- **TASK DETAILS**:
Retype the listing that follows, exactly as written.

[[ TASK MATERIAL, beginning ]]

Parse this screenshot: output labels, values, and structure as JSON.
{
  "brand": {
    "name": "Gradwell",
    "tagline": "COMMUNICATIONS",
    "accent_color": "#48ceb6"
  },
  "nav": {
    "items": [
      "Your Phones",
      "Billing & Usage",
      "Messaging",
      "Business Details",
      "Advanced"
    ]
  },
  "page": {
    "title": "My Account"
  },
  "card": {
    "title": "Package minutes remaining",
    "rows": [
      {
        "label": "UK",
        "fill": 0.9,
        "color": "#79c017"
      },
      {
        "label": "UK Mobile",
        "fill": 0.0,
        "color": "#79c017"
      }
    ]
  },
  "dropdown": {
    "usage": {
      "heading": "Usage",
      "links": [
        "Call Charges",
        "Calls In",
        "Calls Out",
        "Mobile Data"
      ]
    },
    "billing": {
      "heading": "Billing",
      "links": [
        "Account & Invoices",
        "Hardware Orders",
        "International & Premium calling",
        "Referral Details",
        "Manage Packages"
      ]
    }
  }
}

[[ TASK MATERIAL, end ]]

- **ANSWER TO THIS EXERCISE**:
Parse this screenshot: output labels, values, and structure as JSON.
{
  "brand": {
    "name": "Gradwell",
    "tagline": "COMMUNICATIONS",
    "accent_color": "#48ceb6"
  },
  "nav": {
    "items": [
      "Your Phones",
      "Billing & Usage",
      "Messaging",
      "Business Details",
      "Advanced"
    ]
  },
  "page": {
    "title": "My Account"
  },
  "card": {
    "title": "Package minutes remaining",
    "rows": [
      {
        "label": "UK",
        "fill": 0.9,
        "color": "#79c017"
      },
      {
        "label": "UK Mobile",
        "fill": 0.0,
        "color": "#79c017"
      }
    ]
  },
  "dropdown": {
    "usage": {
      "heading": "Usage",
      "links": [
        "Call Charges",
        "Calls In",
        "Calls Out",
        "Mobile Data"
      ]
    },
    "billing": {
      "heading": "Billing",
      "links": [
        "Account & Invoices",
        "Hardware Orders",
        "International & Premium calling",
        "Referral Details",
        "Manage Packages"
      ]
    }
  }
}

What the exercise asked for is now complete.